Although Cloudways is aimed at developers and expert users, its support articles are readable by just about anyone. Key steps are described in a sentence or two, with minimal jargon, while multiple screenshots highlight where you need to click, type, or otherwise set up your system. If you are an expert, you might be left wishing for a little more low-level information and guidance, but everyone else will appreciate the clear and simple advice.
Searching the knowledgebase revealed even more surprising attention to detail. We searched for 'WordPress', for example, expecting a couple of articles on setting up the application on a server – but Cloudways went much further. There were individual articles on migrating your WordPress sites from specific web hosts, for instance (Bluehost, Siteground, GoDaddy, HostGator, more), details on setting up WordPress with various caching schemes, troubleshooting some WordPress issues, and more.
There's also community support via the Cloudways forum. You may not ever intend to use it, but it's still worth a look before you sign up to see what real Cloudways users are complaining about and discussing.
If this doesn't work for you, 24/7 live chat is available for everyone, and there's ticket-based support if you need it (though not with the trial, unfortunately.)
We completed our review by running some performance tests, and they gave very impressive results with speedy response times worldwide. The exact figures you'll see will depend on your location and the cloud provider you select, but there are no bad choices here, and we suspect most users will get great performance for minimal cost.

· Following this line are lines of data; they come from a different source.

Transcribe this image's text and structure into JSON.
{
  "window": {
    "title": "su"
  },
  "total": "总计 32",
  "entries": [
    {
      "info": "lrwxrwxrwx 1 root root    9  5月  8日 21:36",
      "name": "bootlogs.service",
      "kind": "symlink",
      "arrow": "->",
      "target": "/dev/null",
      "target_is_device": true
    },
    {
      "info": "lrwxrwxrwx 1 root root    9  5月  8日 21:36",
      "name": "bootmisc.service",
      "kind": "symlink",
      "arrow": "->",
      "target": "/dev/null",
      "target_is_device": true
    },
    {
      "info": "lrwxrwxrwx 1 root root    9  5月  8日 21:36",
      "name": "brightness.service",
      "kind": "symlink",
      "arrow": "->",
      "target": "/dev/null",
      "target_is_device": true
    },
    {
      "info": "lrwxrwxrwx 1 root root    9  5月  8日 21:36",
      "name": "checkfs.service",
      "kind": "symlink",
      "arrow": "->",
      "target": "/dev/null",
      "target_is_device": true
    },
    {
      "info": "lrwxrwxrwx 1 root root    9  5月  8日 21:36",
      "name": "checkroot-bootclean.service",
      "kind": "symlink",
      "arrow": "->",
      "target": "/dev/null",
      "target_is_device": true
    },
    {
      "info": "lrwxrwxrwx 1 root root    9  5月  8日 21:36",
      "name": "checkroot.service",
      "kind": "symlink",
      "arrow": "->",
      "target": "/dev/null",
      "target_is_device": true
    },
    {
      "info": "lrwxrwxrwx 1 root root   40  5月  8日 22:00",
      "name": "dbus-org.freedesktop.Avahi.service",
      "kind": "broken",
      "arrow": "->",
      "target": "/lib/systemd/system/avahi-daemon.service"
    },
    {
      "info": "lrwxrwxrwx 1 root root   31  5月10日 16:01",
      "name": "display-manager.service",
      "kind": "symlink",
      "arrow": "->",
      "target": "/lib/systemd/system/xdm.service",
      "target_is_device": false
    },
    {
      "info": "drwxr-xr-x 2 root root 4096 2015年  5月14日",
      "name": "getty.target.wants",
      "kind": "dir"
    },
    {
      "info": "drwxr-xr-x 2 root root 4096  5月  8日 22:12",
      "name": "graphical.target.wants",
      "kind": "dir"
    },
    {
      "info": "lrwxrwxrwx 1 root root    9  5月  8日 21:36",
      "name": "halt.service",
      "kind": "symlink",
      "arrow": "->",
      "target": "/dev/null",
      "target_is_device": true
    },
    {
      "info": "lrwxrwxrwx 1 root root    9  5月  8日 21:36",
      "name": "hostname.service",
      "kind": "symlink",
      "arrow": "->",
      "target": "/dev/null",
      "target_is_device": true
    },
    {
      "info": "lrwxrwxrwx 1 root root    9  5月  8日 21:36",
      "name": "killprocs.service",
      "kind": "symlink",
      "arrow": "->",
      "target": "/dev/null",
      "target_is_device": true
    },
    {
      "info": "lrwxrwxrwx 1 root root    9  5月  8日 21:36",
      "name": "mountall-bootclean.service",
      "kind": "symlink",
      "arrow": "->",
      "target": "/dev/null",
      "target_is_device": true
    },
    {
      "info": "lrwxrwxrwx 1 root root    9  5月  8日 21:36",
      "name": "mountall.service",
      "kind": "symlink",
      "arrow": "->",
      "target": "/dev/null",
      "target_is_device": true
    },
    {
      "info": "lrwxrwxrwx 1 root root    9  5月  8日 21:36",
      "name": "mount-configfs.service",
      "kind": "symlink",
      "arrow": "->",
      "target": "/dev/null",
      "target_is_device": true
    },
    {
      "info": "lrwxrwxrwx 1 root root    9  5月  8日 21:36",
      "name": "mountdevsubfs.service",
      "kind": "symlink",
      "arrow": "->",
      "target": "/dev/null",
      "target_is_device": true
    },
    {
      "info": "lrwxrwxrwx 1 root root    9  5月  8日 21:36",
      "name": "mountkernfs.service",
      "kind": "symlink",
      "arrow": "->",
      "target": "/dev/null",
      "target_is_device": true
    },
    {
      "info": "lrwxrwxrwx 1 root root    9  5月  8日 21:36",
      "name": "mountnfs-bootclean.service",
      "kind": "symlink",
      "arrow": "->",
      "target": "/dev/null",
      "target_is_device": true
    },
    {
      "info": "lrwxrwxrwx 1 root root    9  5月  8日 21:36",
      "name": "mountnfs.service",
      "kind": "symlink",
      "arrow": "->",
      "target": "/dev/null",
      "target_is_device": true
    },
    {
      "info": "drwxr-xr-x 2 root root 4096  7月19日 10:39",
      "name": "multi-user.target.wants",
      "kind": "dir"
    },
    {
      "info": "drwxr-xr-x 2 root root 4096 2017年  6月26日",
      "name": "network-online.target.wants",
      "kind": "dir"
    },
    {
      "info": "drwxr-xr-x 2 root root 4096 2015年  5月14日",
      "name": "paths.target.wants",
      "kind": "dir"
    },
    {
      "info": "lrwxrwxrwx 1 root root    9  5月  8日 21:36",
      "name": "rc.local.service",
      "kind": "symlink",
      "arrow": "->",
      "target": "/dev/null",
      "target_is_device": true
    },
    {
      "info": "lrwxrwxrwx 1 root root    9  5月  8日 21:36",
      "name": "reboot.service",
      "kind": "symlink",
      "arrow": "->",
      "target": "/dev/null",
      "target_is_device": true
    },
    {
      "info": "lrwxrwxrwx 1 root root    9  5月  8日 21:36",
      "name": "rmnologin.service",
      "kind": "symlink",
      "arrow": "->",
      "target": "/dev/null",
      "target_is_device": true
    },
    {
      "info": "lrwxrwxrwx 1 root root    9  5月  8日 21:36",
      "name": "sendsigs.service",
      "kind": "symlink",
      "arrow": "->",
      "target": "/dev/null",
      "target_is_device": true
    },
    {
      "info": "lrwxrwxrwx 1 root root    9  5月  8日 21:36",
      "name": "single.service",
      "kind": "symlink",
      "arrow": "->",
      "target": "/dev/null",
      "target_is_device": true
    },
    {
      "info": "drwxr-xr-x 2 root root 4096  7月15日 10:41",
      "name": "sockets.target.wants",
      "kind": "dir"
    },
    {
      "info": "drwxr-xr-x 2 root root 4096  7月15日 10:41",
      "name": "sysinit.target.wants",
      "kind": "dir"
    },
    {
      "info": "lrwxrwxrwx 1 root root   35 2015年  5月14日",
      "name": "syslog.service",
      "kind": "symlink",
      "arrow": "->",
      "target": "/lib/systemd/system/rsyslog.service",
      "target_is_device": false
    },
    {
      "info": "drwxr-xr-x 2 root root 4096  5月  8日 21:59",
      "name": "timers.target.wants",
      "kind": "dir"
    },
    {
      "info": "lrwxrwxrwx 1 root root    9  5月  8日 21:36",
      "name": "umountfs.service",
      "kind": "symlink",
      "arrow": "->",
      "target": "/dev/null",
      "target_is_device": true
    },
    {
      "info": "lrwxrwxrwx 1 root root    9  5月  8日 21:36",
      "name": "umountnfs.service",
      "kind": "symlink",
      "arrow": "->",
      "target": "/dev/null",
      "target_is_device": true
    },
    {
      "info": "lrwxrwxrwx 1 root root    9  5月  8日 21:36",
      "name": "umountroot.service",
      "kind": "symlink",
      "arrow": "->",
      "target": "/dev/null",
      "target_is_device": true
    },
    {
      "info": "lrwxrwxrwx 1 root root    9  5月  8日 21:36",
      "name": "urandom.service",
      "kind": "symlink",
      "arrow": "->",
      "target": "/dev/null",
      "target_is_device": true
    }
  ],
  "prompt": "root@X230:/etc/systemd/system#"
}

It's overkill for beginners, but experienced and demanding users will find Cloudways offers powerful and high-performance cloud hosting solutions for a very fair price.
- Best overall web hosting services
- Best WordPress hosting providers
- Best cloud hosting providers
- Best Linux web hosting services
- Best e-commerce hosting
- Best dedicated server hosting
- Best small business web hosting
- Best Windows hosting services
- Best managed web hosting
- Best green web hosting
- Best business web hosting
- Best colocation hosting
- Best email hosting providers
- Best VPS hosting providers
- Best web hosting resellers